For most advertisers, putting tv commercials on a telephone takes a leap of faith. But as the saying goes, you have to be in it to win it. “It’s an environment where viewership is,” says Sacerdoti. “Advertisers should be present and testing that environment. There’s absolutely no doubt that if you’re a top 200 advertiser in tv, you should be testing mobile.”
Lenovo is doing so, but in limited fashion. “The inventory is not there in mobile,” says Milner. “We’ve got tests going on, but it’s all very small buys.”
Until marketers have a better sense of the effectiveness of mobile video ads, they won’t be spending money on new creative for the tiny screen. It’s just not worth it. “We would love to have customized creative,” says Sacerdoti, “but if you look at it, it’s a small spend, with a small portion of budget allocated to it. Would it perform better if it had its own creative? Yes. But there’s no reason to believe the existing creative wouldn’t work.”
Like everything else about online video, the reliance on existing creative for mobile is expected to change. And probably sooner rather than later, given the rapid rise in smartphone users in the u.s. As of March 2012, just over half of all American mobile subscribers owned smartphones, according to Nielsen, up from 38 percent in June 2011. More important, more than two-thirds of mobile subscribers between the ages of 25 and 34 own smartphones. As more video content and more eyeballs move to mobile, advertisers will step up their investment on the small screen, too. “For now, all of our campaigns are adaptive of the tv, and we have an eye to make sure it works on the smaller screen,” says Milner. “That’s the process we do today, but we have to evolve as well.”

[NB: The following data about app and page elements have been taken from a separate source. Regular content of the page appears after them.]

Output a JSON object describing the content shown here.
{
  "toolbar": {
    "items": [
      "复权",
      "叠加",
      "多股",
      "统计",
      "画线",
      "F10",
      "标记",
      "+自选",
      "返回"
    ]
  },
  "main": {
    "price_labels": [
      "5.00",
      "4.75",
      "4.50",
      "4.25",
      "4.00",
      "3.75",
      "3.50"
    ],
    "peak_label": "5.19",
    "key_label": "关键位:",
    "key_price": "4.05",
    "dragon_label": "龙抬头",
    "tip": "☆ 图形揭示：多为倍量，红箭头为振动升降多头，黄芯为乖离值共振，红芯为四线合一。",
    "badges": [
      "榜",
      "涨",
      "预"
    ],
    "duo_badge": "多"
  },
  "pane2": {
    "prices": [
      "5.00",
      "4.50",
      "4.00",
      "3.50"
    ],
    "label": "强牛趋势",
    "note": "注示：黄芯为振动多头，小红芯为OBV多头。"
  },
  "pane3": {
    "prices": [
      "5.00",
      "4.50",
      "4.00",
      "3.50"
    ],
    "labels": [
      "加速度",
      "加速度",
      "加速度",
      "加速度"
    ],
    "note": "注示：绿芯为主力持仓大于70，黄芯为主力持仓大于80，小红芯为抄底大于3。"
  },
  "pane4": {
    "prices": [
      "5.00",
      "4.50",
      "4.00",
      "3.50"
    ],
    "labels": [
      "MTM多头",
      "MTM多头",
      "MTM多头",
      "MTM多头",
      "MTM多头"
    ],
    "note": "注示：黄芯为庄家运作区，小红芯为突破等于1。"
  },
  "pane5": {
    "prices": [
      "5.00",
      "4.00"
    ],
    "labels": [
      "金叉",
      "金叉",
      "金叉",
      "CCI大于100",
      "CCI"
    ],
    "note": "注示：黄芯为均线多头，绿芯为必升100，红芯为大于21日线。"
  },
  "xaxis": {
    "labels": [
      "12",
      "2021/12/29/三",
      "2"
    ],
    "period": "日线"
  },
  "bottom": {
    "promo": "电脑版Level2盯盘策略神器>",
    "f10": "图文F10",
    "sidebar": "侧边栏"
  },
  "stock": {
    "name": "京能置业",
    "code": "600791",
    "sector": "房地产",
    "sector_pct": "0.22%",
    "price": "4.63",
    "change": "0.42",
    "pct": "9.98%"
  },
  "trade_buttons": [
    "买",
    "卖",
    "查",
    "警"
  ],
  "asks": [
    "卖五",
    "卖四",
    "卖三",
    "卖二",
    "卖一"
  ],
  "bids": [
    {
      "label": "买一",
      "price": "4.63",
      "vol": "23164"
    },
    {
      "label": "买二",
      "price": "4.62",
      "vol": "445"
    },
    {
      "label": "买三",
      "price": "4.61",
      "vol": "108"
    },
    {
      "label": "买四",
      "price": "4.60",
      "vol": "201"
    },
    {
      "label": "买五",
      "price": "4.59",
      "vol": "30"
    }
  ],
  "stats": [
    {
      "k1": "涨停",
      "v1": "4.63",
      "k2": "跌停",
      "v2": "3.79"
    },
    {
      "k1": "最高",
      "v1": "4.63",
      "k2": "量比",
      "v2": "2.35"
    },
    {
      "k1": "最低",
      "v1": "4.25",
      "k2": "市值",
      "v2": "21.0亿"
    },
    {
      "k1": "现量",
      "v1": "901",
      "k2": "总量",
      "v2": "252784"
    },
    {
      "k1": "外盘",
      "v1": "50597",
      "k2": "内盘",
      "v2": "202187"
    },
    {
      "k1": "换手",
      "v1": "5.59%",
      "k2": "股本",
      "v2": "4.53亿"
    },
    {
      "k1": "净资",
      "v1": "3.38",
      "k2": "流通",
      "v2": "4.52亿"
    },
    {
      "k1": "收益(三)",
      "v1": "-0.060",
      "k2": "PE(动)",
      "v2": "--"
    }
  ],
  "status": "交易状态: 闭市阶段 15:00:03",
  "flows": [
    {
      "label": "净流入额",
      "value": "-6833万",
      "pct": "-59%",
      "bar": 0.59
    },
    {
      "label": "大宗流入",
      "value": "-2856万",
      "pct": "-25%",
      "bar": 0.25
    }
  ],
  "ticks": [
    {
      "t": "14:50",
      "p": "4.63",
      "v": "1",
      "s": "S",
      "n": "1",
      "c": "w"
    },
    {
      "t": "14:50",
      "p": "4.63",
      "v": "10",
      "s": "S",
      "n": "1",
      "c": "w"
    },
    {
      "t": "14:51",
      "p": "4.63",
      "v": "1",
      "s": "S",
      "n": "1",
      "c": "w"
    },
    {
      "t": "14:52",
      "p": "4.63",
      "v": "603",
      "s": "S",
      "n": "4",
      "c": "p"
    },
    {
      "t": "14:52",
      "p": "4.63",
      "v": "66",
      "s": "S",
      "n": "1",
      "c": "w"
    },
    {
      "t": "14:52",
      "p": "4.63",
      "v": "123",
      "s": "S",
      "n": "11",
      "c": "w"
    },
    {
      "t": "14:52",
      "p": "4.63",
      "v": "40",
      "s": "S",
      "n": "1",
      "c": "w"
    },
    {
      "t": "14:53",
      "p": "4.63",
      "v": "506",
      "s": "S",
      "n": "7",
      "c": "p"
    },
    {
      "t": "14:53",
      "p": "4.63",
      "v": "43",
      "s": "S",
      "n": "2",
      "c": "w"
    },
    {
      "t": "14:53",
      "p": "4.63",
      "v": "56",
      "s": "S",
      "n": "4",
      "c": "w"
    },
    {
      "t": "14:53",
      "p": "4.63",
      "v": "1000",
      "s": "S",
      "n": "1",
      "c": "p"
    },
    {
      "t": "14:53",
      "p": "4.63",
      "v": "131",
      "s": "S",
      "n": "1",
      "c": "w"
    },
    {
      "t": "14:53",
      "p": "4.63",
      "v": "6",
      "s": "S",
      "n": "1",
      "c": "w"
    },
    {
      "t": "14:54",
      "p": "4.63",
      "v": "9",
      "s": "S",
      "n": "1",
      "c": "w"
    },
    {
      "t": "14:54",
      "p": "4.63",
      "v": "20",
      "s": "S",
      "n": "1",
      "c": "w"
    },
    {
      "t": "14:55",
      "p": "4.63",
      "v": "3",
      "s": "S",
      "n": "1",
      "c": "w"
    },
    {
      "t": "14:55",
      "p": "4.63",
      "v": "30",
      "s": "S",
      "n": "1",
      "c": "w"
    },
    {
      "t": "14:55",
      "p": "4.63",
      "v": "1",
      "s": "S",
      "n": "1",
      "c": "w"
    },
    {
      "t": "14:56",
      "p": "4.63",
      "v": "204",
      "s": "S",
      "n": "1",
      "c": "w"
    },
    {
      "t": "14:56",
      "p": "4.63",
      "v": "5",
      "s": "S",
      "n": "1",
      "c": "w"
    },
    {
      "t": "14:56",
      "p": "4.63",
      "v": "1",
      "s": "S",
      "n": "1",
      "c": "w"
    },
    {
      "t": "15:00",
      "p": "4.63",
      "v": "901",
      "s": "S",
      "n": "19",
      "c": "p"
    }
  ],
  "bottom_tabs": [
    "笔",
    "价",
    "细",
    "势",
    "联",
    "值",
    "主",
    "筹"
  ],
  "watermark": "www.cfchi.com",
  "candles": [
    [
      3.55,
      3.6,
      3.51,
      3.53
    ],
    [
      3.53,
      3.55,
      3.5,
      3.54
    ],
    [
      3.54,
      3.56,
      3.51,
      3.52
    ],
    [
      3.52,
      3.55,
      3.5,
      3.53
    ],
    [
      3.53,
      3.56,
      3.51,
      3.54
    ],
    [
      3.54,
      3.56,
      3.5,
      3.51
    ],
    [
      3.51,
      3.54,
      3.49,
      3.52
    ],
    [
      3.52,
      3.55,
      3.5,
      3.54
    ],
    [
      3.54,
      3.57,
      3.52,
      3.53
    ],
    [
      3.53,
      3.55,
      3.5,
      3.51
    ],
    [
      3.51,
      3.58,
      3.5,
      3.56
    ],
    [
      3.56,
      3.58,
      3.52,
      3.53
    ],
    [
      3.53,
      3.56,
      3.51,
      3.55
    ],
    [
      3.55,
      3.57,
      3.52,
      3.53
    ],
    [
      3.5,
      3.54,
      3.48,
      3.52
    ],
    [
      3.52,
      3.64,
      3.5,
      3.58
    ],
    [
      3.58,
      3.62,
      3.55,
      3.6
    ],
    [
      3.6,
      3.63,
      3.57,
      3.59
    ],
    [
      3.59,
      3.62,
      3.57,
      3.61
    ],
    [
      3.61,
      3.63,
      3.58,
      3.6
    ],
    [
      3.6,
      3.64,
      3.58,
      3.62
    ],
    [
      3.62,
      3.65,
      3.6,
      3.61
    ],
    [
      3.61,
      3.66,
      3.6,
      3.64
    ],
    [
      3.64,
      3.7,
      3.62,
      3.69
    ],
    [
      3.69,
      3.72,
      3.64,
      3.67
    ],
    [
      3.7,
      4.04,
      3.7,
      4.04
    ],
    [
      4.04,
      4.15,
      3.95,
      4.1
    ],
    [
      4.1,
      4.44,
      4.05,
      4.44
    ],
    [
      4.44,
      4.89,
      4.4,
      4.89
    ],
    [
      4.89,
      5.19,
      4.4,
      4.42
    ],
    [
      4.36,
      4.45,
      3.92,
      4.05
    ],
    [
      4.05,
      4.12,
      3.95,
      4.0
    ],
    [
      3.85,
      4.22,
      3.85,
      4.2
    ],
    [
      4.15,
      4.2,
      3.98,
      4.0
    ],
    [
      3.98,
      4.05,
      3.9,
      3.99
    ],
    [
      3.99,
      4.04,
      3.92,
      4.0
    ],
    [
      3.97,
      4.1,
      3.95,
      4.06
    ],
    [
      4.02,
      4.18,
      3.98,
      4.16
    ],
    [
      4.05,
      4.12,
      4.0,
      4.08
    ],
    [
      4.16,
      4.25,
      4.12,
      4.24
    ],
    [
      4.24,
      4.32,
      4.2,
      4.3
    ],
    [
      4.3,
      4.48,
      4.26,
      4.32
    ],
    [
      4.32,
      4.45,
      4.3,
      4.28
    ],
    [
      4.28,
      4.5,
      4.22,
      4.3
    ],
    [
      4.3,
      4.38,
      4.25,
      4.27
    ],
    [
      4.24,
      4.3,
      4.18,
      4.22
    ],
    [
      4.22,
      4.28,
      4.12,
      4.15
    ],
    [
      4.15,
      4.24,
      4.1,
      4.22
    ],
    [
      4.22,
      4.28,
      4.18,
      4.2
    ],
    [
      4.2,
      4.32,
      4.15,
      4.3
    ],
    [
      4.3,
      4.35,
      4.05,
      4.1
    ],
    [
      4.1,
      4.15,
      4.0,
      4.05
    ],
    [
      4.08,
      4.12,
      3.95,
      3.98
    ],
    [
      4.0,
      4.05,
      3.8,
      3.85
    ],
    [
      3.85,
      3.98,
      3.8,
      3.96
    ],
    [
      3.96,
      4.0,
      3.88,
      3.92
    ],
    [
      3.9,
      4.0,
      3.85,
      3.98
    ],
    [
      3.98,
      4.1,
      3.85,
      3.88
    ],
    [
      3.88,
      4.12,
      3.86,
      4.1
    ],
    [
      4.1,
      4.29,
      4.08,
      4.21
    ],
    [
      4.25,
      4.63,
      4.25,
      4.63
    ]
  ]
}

So does the matter of measurements. But until there is a standard way to compare the effectiveness of online video ads and tv ads, marketers will just have to keep the faith. “roi is critical to all brands,” says Jenkins, “but from our standpoint, we have found that they are able to measure in terms of their own metrics, and it’s enough. The brands we deal with have a very good understanding of the value: deeper engagement around what they’re doing.”
For all the advertisers testing the online waters, that’s the ultimate measure of success, anyway.